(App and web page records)
====
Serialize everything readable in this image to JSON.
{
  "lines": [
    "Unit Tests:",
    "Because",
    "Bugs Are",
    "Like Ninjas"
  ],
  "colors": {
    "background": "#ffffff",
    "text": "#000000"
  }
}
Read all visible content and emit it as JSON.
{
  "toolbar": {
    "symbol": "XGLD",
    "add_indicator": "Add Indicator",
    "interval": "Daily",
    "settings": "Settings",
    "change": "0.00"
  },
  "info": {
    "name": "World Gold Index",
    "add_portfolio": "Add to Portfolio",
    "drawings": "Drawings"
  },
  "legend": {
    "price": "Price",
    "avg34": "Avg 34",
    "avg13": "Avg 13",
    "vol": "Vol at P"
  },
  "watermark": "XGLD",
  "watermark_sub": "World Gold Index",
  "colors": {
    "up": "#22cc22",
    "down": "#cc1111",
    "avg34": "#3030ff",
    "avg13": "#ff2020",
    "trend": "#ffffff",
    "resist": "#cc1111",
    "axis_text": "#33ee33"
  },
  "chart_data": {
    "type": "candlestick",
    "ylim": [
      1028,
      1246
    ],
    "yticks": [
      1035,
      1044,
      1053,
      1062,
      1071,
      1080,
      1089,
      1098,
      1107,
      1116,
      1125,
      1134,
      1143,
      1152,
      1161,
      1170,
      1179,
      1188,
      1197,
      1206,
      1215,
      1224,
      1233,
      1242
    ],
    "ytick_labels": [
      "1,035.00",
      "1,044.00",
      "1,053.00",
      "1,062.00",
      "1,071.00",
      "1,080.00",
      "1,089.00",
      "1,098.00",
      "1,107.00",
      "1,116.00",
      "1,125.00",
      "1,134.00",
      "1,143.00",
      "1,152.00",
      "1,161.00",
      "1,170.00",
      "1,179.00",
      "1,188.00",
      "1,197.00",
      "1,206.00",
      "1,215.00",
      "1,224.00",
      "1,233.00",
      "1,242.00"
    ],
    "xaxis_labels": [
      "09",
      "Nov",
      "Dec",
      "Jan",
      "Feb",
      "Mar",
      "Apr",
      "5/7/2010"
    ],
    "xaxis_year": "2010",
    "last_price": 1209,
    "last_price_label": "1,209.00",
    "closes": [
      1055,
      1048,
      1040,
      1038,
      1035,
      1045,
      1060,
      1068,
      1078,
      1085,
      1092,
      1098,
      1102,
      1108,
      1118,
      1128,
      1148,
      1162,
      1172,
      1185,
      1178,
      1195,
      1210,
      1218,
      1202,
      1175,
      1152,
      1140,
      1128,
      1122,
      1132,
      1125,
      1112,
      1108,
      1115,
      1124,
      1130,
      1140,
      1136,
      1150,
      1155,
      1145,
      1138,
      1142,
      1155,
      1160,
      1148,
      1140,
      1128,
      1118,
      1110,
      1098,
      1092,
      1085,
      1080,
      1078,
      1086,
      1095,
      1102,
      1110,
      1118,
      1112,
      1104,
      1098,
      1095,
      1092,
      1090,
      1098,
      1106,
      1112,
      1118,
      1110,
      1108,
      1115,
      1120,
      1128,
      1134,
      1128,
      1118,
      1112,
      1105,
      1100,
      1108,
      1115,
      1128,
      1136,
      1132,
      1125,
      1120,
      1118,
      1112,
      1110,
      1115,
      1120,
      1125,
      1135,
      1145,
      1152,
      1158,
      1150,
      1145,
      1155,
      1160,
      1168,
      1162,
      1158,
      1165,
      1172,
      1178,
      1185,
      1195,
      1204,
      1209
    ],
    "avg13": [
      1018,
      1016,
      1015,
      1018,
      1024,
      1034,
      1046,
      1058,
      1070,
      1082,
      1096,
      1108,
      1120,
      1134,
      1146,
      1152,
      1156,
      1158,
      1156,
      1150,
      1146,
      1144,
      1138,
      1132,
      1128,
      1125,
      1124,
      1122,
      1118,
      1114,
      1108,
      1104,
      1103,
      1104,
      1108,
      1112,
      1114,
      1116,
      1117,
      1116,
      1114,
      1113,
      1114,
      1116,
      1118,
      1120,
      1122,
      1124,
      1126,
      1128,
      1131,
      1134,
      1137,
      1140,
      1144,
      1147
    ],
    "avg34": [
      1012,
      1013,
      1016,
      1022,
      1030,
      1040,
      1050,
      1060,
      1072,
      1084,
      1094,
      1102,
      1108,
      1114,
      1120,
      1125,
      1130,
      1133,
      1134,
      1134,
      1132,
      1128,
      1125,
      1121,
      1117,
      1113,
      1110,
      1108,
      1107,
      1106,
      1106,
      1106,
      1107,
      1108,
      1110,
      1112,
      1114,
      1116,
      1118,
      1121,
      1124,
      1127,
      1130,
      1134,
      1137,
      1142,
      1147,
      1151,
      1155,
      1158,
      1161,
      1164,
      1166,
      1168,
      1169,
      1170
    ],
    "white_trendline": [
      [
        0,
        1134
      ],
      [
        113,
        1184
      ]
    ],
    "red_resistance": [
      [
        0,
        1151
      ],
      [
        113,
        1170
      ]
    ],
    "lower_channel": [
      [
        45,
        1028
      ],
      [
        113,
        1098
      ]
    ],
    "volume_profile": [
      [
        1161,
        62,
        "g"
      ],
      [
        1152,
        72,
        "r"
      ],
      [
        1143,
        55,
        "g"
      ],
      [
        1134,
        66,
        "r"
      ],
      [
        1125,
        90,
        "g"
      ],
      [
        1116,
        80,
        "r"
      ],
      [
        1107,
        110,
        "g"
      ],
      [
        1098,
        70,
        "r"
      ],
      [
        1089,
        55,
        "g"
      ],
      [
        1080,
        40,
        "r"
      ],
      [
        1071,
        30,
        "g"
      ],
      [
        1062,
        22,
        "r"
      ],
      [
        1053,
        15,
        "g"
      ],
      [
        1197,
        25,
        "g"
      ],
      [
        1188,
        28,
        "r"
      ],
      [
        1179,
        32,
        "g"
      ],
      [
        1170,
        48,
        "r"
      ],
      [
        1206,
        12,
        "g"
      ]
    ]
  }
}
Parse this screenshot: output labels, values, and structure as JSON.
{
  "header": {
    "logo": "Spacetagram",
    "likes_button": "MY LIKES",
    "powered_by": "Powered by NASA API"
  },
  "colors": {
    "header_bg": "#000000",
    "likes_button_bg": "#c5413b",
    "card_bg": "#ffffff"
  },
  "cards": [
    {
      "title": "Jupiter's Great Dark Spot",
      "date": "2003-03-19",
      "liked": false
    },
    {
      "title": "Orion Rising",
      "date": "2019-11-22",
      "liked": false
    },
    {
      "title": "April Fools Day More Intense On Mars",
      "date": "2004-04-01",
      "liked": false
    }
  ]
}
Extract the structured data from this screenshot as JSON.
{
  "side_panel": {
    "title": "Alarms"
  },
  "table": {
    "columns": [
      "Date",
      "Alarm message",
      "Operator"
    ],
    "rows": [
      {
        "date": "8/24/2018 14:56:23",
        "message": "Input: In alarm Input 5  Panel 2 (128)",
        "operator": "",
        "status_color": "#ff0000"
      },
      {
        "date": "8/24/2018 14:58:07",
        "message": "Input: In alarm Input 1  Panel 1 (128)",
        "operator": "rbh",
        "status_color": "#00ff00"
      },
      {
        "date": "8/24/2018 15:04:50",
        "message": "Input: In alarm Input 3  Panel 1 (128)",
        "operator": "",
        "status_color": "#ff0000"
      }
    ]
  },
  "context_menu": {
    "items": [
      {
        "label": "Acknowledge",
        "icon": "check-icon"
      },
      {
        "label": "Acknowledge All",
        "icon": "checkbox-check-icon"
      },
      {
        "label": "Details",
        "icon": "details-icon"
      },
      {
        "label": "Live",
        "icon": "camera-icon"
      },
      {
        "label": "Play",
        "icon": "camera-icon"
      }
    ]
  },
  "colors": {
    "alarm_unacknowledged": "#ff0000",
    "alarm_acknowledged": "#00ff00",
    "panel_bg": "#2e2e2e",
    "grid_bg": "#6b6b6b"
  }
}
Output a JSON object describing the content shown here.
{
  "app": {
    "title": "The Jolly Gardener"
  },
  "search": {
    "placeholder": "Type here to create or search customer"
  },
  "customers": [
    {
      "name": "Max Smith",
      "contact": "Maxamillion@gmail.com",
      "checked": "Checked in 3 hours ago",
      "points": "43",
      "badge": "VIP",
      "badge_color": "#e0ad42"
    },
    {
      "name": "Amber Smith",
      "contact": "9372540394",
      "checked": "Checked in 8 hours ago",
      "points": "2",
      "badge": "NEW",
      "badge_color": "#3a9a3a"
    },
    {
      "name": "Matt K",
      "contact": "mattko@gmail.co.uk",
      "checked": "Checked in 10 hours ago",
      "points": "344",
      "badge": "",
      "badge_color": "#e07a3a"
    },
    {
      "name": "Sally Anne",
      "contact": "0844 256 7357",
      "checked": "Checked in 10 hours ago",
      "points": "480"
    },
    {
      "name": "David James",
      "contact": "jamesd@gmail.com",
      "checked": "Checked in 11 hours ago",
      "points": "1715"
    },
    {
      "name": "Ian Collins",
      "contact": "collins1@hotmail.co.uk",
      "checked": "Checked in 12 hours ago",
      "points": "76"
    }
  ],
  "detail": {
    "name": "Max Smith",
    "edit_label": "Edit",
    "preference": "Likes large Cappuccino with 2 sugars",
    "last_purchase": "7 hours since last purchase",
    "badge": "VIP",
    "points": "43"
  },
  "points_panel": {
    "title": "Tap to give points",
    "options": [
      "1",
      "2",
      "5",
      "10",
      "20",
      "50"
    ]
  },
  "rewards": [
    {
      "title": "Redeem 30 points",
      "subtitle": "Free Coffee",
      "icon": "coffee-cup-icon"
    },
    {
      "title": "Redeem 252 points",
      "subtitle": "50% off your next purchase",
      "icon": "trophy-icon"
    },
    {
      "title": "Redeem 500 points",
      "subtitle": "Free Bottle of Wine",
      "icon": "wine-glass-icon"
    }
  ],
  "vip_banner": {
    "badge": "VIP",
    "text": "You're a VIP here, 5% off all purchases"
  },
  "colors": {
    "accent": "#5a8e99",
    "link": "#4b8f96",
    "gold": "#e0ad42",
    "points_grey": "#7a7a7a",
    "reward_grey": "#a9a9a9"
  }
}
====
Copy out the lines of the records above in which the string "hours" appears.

» **TASK RESPONSE**:
      "checked": "Checked in 3 hours ago",
      "checked": "Checked in 8 hours ago",
      "checked": "Checked in 10 hours ago",
      "checked": "Checked in 10 hours ago",
      "checked": "Checked in 11 hours ago",
      "checked": "Checked in 12 hours ago",
    "last_purchase": "7 hours since last purchase",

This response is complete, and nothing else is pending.